▶ ENTRIES PROVIDED:
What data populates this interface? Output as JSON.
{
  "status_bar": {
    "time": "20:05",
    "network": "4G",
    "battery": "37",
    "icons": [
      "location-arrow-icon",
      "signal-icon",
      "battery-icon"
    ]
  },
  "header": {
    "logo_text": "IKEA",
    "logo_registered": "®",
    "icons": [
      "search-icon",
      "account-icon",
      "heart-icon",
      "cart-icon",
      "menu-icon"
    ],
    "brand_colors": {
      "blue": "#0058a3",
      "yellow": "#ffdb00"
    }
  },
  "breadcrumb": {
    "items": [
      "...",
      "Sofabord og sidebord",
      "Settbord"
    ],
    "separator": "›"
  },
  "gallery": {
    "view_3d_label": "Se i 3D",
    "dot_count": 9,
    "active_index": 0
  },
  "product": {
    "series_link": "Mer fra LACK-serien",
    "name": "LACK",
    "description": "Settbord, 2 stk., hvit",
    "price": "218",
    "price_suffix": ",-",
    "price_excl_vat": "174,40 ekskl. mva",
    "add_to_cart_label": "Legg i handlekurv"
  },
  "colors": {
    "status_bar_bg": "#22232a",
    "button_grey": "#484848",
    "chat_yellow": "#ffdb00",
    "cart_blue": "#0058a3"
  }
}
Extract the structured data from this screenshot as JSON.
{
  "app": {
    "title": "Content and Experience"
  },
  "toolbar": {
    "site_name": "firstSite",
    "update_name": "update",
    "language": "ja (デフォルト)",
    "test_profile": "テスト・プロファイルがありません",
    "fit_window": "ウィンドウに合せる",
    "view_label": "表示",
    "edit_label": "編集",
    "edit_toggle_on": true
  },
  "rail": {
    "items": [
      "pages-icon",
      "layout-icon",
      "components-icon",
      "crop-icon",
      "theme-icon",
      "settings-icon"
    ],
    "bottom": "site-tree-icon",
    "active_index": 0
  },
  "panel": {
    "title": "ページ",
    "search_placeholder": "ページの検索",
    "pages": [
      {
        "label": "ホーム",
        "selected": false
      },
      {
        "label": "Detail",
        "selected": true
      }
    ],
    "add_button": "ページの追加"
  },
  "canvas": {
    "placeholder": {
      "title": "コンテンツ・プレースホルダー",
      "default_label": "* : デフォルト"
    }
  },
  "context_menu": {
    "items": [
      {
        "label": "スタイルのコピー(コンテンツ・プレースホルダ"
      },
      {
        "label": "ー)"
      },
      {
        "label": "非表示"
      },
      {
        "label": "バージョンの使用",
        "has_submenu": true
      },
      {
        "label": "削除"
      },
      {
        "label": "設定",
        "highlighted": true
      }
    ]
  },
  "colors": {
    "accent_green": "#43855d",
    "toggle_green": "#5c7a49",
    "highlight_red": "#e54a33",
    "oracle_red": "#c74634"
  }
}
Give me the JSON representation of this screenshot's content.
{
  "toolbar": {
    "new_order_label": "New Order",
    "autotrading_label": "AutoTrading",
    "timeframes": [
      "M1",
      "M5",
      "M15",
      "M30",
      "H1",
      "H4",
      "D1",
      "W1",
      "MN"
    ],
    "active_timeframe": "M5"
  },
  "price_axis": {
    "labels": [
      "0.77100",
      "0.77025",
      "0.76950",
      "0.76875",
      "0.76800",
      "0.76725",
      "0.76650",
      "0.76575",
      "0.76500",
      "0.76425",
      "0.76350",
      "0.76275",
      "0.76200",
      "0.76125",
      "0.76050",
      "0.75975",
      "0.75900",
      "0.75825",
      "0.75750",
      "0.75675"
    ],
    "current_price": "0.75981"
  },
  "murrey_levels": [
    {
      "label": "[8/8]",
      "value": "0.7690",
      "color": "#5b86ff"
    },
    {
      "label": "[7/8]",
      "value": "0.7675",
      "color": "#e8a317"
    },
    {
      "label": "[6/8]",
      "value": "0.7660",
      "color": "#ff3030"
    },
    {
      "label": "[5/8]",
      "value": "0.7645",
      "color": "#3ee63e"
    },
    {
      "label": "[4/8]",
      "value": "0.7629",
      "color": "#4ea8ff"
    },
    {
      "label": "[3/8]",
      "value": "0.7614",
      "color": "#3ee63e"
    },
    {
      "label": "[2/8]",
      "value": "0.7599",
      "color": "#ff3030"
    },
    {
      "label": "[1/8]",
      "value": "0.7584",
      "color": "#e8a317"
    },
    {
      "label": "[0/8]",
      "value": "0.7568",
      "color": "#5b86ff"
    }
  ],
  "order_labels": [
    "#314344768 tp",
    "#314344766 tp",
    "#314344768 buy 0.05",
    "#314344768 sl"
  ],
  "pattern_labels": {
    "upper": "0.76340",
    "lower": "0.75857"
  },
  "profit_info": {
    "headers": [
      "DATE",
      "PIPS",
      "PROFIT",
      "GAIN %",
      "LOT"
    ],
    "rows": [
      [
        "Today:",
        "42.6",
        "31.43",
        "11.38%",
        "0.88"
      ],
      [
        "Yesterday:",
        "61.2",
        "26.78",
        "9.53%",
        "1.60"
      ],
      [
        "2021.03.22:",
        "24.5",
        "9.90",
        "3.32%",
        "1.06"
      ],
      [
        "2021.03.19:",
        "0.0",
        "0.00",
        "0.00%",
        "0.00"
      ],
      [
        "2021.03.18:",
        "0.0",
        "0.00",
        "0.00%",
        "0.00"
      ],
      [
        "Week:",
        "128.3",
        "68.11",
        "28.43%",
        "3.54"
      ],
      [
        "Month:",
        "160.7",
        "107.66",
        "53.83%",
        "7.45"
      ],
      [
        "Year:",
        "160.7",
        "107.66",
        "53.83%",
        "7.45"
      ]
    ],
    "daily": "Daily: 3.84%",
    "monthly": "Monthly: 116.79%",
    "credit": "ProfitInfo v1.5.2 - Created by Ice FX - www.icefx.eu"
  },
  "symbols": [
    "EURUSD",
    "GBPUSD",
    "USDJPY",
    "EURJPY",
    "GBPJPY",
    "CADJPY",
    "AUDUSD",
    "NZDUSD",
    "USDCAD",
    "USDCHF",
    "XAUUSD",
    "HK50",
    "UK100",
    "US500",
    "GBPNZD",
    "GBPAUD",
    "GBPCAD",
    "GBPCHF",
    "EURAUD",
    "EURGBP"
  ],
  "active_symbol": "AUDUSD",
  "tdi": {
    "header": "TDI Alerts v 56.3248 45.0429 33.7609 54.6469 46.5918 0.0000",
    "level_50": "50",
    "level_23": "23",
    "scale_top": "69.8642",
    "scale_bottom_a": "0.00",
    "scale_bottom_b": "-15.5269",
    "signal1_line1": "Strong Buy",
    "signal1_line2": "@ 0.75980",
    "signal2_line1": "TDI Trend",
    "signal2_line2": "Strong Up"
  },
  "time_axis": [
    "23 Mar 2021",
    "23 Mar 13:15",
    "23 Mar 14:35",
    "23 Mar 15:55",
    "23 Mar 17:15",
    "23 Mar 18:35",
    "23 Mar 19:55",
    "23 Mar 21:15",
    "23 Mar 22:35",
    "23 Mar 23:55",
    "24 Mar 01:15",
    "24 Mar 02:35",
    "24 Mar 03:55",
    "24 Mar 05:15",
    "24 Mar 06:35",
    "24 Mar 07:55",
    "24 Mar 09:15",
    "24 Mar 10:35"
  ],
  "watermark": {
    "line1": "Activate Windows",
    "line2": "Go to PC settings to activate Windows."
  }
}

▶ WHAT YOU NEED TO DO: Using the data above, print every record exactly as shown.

▶ EXPECTED ANSWER:
What data populates this interface? Output as JSON.
{
  "status_bar": {
    "time": "20:05",
    "network": "4G",
    "battery": "37",
    "icons": [
      "location-arrow-icon",
      "signal-icon",
      "battery-icon"
    ]
  },
  "header": {
    "logo_text": "IKEA",
    "logo_registered": "®",
    "icons": [
      "search-icon",
      "account-icon",
      "heart-icon",
      "cart-icon",
      "menu-icon"
    ],
    "brand_colors": {
      "blue": "#0058a3",
      "yellow": "#ffdb00"
    }
  },
  "breadcrumb": {
    "items": [
      "...",
      "Sofabord og sidebord",
      "Settbord"
    ],
    "separator": "›"
  },
  "gallery": {
    "view_3d_label": "Se i 3D",
    "dot_count": 9,
    "active_index": 0
  },
  "product": {
    "series_link": "Mer fra LACK-serien",
    "name": "LACK",
    "description": "Settbord, 2 stk., hvit",
    "price": "218",
    "price_suffix": ",-",
    "price_excl_vat": "174,40 ekskl. mva",
    "add_to_cart_label": "Legg i handlekurv"
  },
  "colors": {
    "status_bar_bg": "#22232a",
    "button_grey": "#484848",
    "chat_yellow": "#ffdb00",
    "cart_blue": "#0058a3"
  }
}
Extract the structured data from this screenshot as JSON.
{
  "app": {
    "title": "Content and Experience"
  },
  "toolbar": {
    "site_name": "firstSite",
    "update_name": "update",
    "language": "ja (デフォルト)",
    "test_profile": "テスト・プロファイルがありません",
    "fit_window": "ウィンドウに合せる",
    "view_label": "表示",
    "edit_label": "編集",
    "edit_toggle_on": true
  },
  "rail": {
    "items": [
      "pages-icon",
      "layout-icon",
      "components-icon",
      "crop-icon",
      "theme-icon",
      "settings-icon"
    ],
    "bottom": "site-tree-icon",
    "active_index": 0
  },
  "panel": {
    "title": "ページ",
    "search_placeholder": "ページの検索",
    "pages": [
      {
        "label": "ホーム",
        "selected": false
      },
      {
        "label": "Detail",
        "selected": true
      }
    ],
    "add_button": "ページの追加"
  },
  "canvas": {
    "placeholder": {
      "title": "コンテンツ・プレースホルダー",
      "default_label": "* : デフォルト"
    }
  },
  "context_menu": {
    "items": [
      {
        "label": "スタイルのコピー(コンテンツ・プレースホルダ"
      },
      {
        "label": "ー)"
      },
      {
        "label": "非表示"
      },
      {
        "label": "バージョンの使用",
        "has_submenu": true
      },
      {
        "label": "削除"
      },
      {
        "label": "設定",
        "highlighted": true
      }
    ]
  },
  "colors": {
    "accent_green": "#43855d",
    "toggle_green": "#5c7a49",
    "highlight_red": "#e54a33",
    "oracle_red": "#c74634"
  }
}
Give me the JSON representation of this screenshot's content.
{
  "toolbar": {
    "new_order_label": "New Order",
    "autotrading_label": "AutoTrading",
    "timeframes": [
      "M1",
      "M5",
      "M15",
      "M30",
      "H1",
      "H4",
      "D1",
      "W1",
      "MN"
    ],
    "active_timeframe": "M5"
  },
  "price_axis": {
    "labels": [
      "0.77100",
      "0.77025",
      "0.76950",
      "0.76875",
      "0.76800",
      "0.76725",
      "0.76650",
      "0.76575",
      "0.76500",
      "0.76425",
      "0.76350",
      "0.76275",
      "0.76200",
      "0.76125",
      "0.76050",
      "0.75975",
      "0.75900",
      "0.75825",
      "0.75750",
      "0.75675"
    ],
    "current_price": "0.75981"
  },
  "murrey_levels": [
    {
      "label": "[8/8]",
      "value": "0.7690",
      "color": "#5b86ff"
    },
    {
      "label": "[7/8]",
      "value": "0.7675",
      "color": "#e8a317"
    },
    {
      "label": "[6/8]",
      "value": "0.7660",
      "color": "#ff3030"
    },
    {
      "label": "[5/8]",
      "value": "0.7645",
      "color": "#3ee63e"
    },
    {
      "label": "[4/8]",
      "value": "0.7629",
      "color": "#4ea8ff"
    },
    {
      "label": "[3/8]",
      "value": "0.7614",
      "color": "#3ee63e"
    },
    {
      "label": "[2/8]",
      "value": "0.7599",
      "color": "#ff3030"
    },
    {
      "label": "[1/8]",
      "value": "0.7584",
      "color": "#e8a317"
    },
    {
      "label": "[0/8]",
      "value": "0.7568",
      "color": "#5b86ff"
    }
  ],
  "order_labels": [
    "#314344768 tp",
    "#314344766 tp",
    "#314344768 buy 0.05",
    "#314344768 sl"
  ],
  "pattern_labels": {
    "upper": "0.76340",
    "lower": "0.75857"
  },
  "profit_info": {
    "headers": [
      "DATE",
      "PIPS",
      "PROFIT",
      "GAIN %",
      "LOT"
    ],
    "rows": [
      [
        "Today:",
        "42.6",
        "31.43",
        "11.38%",
        "0.88"
      ],
      [
        "Yesterday:",
        "61.2",
        "26.78",
        "9.53%",
        "1.60"
      ],
      [
        "2021.03.22:",
        "24.5",
        "9.90",
        "3.32%",
        "1.06"
      ],
      [
        "2021.03.19:",
        "0.0",
        "0.00",
        "0.00%",
        "0.00"
      ],
      [
        "2021.03.18:",
        "0.0",
        "0.00",
        "0.00%",
        "0.00"
      ],
      [
        "Week:",
        "128.3",
        "68.11",
        "28.43%",
        "3.54"
      ],
      [
        "Month:",
        "160.7",
        "107.66",
        "53.83%",
        "7.45"
      ],
      [
        "Year:",
        "160.7",
        "107.66",
        "53.83%",
        "7.45"
      ]
    ],
    "daily": "Daily: 3.84%",
    "monthly": "Monthly: 116.79%",
    "credit": "ProfitInfo v1.5.2 - Created by Ice FX - www.icefx.eu"
  },
  "symbols": [
    "EURUSD",
    "GBPUSD",
    "USDJPY",
    "EURJPY",
    "GBPJPY",
    "CADJPY",
    "AUDUSD",
    "NZDUSD",
    "USDCAD",
    "USDCHF",
    "XAUUSD",
    "HK50",
    "UK100",
    "US500",
    "GBPNZD",
    "GBPAUD",
    "GBPCAD",
    "GBPCHF",
    "EURAUD",
    "EURGBP"
  ],
  "active_symbol": "AUDUSD",
  "tdi": {
    "header": "TDI Alerts v 56.3248 45.0429 33.7609 54.6469 46.5918 0.0000",
    "level_50": "50",
    "level_23": "23",
    "scale_top": "69.8642",
    "scale_bottom_a": "0.00",
    "scale_bottom_b": "-15.5269",
    "signal1_line1": "Strong Buy",
    "signal1_line2": "@ 0.75980",
    "signal2_line1": "TDI Trend",
    "signal2_line2": "Strong Up"
  },
  "time_axis": [
    "23 Mar 2021",
    "23 Mar 13:15",
    "23 Mar 14:35",
    "23 Mar 15:55",
    "23 Mar 17:15",
    "23 Mar 18:35",
    "23 Mar 19:55",
    "23 Mar 21:15",
    "23 Mar 22:35",
    "23 Mar 23:55",
    "24 Mar 01:15",
    "24 Mar 02:35",
    "24 Mar 03:55",
    "24 Mar 05:15",
    "24 Mar 06:35",
    "24 Mar 07:55",
    "24 Mar 09:15",
    "24 Mar 10:35"
  ],
  "watermark": {
    "line1": "Activate Windows",
    "line2": "Go to PC settings to activate Windows."
  }
}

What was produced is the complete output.